### What you need to do
Identify each line in the records below that contains the word "placeholder", and copy it.

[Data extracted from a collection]
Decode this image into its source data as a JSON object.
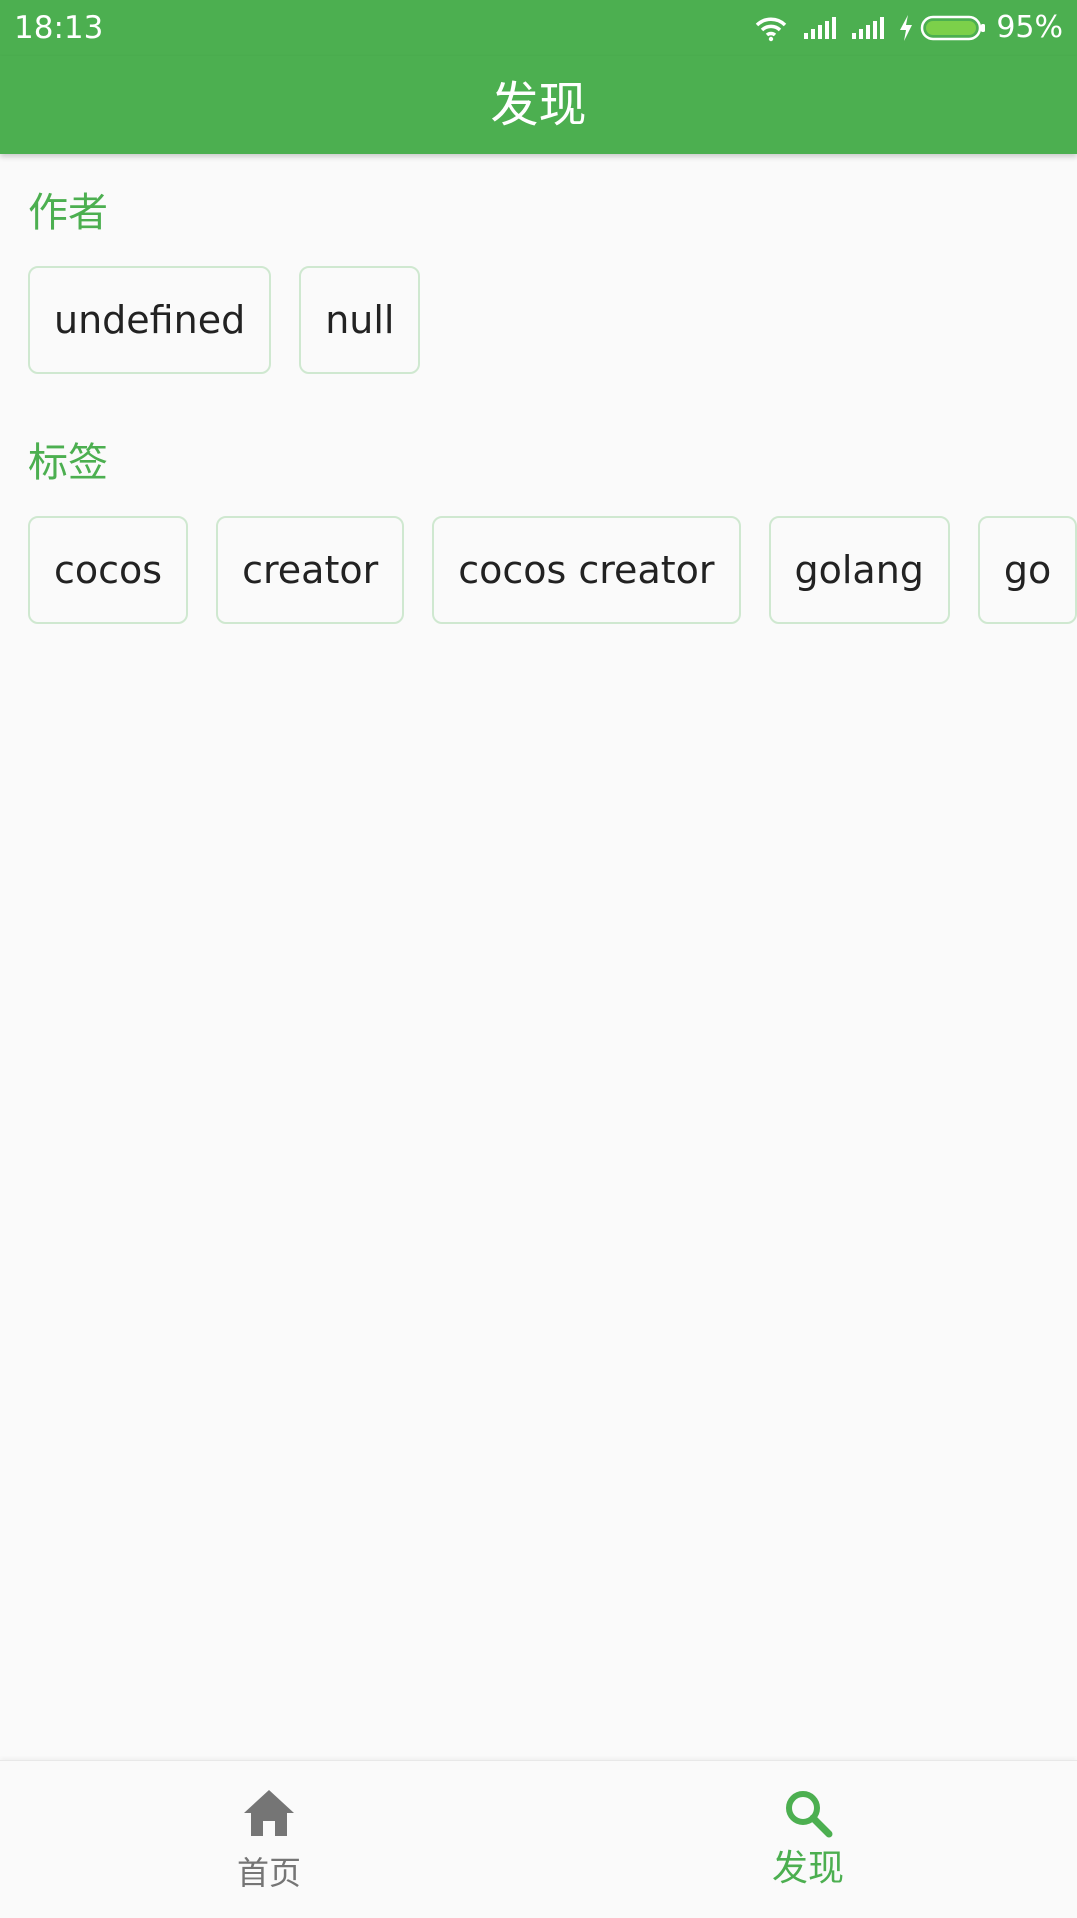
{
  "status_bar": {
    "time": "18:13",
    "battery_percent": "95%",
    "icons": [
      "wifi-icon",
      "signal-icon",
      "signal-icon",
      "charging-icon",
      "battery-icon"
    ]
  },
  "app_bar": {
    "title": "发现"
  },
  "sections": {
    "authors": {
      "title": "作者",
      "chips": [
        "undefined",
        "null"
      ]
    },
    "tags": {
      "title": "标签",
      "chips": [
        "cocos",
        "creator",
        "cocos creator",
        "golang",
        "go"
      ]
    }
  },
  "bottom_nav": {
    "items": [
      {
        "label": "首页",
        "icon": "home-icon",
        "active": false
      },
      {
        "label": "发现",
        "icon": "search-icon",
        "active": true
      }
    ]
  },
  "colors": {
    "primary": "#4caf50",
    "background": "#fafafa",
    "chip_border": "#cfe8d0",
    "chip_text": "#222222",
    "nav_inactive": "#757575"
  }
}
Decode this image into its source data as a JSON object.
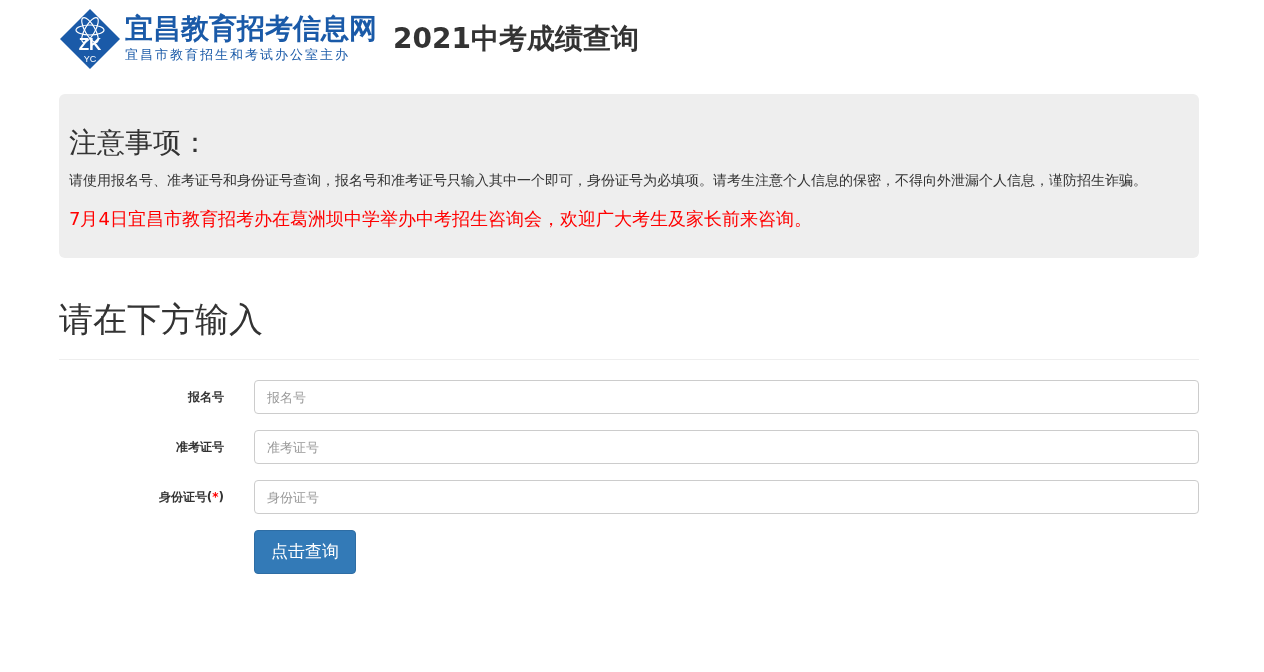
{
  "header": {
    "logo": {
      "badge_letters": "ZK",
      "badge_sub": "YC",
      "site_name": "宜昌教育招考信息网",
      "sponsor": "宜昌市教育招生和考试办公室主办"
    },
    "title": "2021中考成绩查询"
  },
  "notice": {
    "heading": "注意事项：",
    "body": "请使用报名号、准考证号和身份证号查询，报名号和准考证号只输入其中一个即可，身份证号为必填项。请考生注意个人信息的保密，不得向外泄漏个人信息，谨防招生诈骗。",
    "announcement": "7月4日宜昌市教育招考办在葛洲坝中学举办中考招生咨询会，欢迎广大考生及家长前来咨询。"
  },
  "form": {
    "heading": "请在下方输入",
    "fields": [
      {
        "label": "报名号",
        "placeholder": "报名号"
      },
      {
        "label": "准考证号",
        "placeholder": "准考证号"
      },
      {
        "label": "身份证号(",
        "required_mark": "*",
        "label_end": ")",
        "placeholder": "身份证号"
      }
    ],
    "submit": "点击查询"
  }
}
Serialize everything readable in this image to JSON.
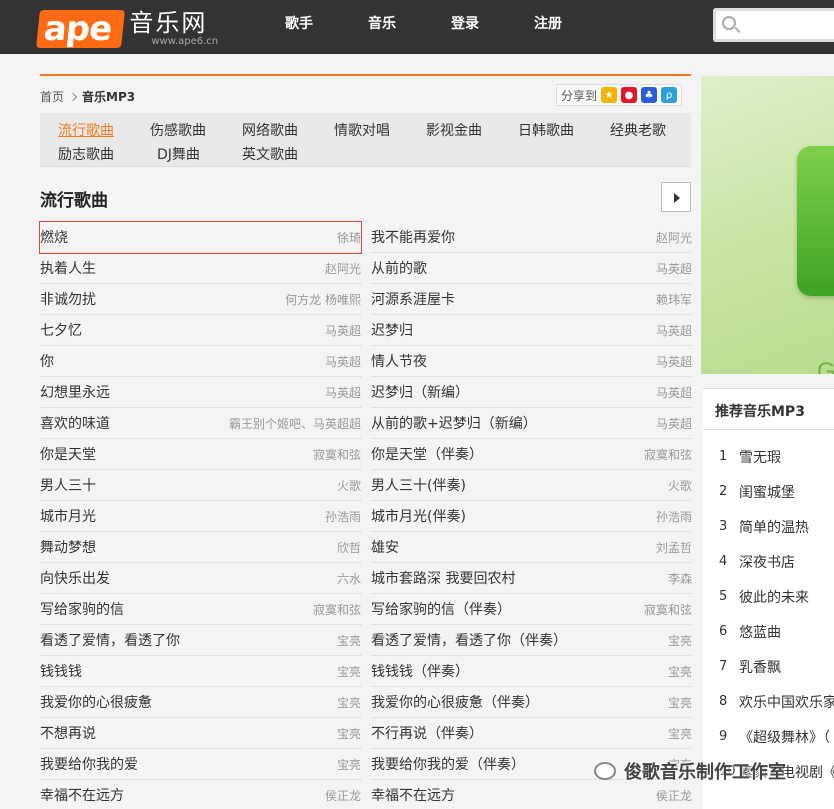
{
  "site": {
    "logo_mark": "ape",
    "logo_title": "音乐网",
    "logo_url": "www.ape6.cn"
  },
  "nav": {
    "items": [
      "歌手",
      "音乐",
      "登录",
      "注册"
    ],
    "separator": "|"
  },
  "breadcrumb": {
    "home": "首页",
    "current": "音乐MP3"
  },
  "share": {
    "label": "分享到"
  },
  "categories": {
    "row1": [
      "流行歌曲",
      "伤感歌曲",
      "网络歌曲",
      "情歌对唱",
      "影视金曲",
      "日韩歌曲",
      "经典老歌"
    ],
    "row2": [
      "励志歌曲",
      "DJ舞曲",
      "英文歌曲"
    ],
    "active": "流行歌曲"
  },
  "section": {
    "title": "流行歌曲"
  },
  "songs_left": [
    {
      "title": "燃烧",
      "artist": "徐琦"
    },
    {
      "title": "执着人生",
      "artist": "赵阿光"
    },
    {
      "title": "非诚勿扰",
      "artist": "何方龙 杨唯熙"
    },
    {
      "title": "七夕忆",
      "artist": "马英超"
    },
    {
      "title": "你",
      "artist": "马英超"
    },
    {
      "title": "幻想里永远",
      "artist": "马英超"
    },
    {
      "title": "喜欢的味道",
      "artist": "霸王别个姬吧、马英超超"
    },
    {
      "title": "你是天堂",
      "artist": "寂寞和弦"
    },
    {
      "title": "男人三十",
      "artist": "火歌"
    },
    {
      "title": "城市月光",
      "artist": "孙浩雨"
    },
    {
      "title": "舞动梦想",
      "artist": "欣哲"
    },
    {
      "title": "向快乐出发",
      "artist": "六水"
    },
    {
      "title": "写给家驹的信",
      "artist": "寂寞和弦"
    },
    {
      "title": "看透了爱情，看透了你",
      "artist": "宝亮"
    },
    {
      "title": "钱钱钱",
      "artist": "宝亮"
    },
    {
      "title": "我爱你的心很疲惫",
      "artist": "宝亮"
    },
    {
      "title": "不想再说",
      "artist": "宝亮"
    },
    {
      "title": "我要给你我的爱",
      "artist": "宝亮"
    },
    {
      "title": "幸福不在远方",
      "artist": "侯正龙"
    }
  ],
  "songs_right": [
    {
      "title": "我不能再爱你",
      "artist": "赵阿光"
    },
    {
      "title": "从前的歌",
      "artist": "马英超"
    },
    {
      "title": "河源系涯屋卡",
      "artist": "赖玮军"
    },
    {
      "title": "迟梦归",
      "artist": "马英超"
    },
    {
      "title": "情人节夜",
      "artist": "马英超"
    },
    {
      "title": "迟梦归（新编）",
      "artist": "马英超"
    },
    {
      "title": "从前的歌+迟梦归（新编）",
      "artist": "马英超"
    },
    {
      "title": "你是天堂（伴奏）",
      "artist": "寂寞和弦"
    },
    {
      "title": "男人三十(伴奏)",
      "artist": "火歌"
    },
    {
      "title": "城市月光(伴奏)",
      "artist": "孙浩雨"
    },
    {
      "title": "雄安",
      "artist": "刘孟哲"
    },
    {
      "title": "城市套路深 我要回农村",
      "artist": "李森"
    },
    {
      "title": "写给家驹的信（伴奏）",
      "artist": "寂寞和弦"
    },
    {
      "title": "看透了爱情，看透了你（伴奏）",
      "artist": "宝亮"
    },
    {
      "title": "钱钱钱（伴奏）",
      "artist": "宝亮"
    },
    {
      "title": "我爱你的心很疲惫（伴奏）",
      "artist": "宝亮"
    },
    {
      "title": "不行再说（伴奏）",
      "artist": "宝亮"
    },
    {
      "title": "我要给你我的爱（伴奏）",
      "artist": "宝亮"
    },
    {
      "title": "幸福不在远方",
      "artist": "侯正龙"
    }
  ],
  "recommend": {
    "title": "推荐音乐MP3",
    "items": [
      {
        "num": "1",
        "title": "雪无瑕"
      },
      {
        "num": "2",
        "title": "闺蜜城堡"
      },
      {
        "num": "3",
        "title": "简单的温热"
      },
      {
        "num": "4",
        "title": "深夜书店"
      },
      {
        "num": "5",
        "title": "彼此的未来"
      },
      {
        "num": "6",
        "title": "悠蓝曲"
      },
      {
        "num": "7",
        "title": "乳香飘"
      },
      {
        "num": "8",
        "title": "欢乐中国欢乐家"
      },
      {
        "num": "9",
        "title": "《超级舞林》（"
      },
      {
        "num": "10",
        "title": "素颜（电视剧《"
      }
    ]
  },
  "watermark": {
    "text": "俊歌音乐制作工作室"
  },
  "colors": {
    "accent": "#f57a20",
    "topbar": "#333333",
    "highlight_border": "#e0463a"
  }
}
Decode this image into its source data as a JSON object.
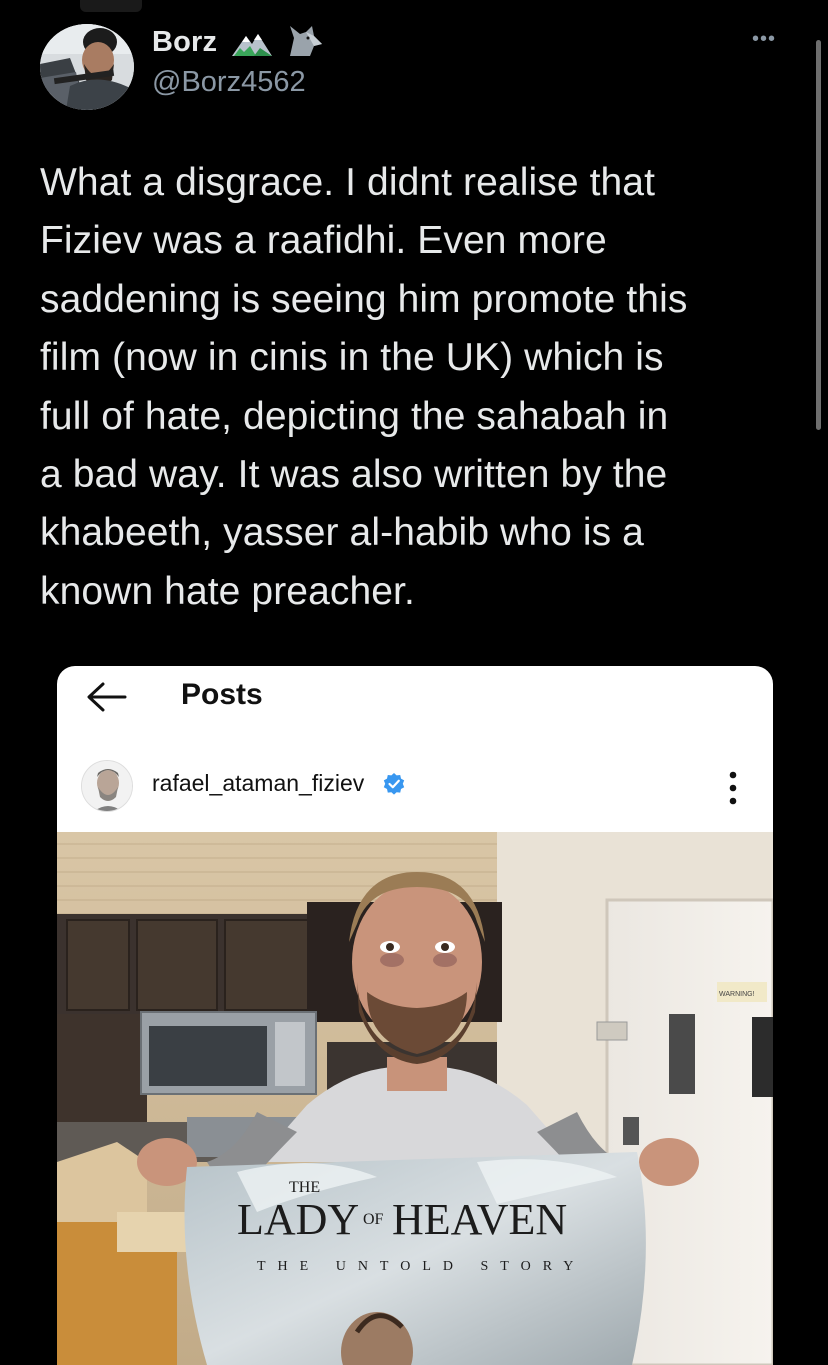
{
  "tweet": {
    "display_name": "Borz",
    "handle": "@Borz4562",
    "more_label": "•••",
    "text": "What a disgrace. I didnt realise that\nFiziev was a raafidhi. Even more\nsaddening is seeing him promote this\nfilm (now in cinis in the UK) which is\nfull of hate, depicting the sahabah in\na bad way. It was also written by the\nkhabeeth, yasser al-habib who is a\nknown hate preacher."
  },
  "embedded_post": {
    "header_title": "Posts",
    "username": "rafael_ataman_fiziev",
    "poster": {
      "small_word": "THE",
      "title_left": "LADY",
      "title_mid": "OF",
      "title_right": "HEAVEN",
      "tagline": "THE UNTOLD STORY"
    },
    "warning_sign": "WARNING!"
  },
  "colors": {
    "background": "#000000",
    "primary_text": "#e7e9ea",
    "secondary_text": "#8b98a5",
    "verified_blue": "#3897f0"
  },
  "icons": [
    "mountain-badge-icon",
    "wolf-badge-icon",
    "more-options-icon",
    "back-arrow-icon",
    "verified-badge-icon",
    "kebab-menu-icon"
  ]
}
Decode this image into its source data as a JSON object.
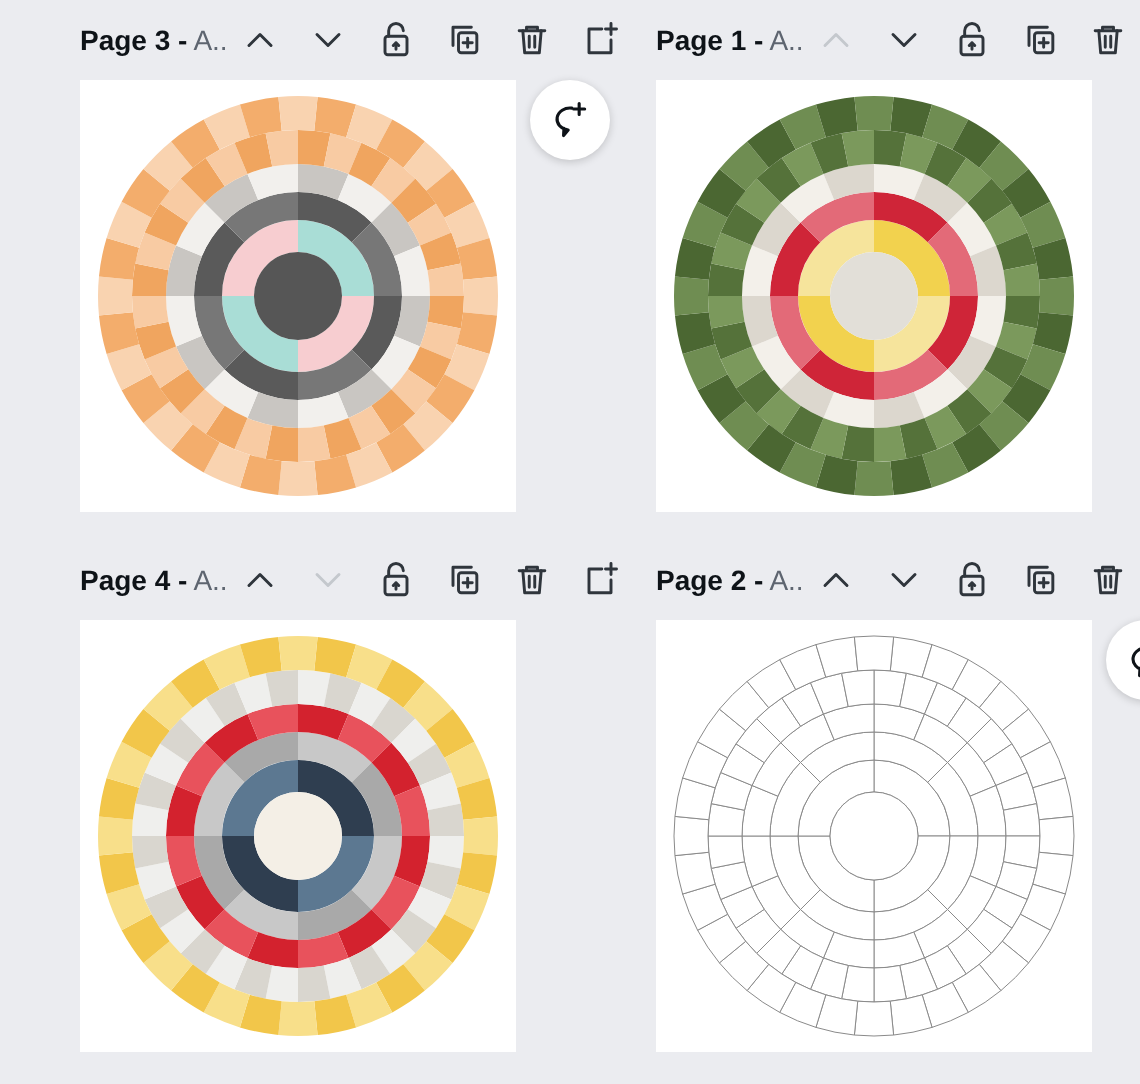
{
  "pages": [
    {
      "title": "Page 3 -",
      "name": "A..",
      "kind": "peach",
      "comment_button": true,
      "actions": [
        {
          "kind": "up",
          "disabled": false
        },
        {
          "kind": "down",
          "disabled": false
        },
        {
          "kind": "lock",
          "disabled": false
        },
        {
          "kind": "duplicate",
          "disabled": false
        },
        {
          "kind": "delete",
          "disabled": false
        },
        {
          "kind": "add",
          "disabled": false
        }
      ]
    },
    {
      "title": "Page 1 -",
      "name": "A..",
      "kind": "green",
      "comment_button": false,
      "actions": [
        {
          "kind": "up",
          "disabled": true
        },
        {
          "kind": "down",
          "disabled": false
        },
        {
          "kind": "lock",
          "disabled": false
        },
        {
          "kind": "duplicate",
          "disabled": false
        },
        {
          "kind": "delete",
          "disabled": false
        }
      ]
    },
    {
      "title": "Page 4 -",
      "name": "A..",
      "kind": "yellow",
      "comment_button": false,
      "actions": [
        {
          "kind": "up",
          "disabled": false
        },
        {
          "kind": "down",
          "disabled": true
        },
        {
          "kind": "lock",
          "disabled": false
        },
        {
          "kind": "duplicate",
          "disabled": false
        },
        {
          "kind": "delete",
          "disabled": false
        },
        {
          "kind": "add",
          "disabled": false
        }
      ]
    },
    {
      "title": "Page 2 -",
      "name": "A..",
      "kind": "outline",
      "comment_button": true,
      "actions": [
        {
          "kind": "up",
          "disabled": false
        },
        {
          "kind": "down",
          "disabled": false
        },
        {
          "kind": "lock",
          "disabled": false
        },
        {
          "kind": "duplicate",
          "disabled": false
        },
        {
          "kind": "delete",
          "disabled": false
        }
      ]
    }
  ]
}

### Written reply
        "placeholder": "报名号"
        "placeholder": "准考证号"
        "placeholder": "身份证号"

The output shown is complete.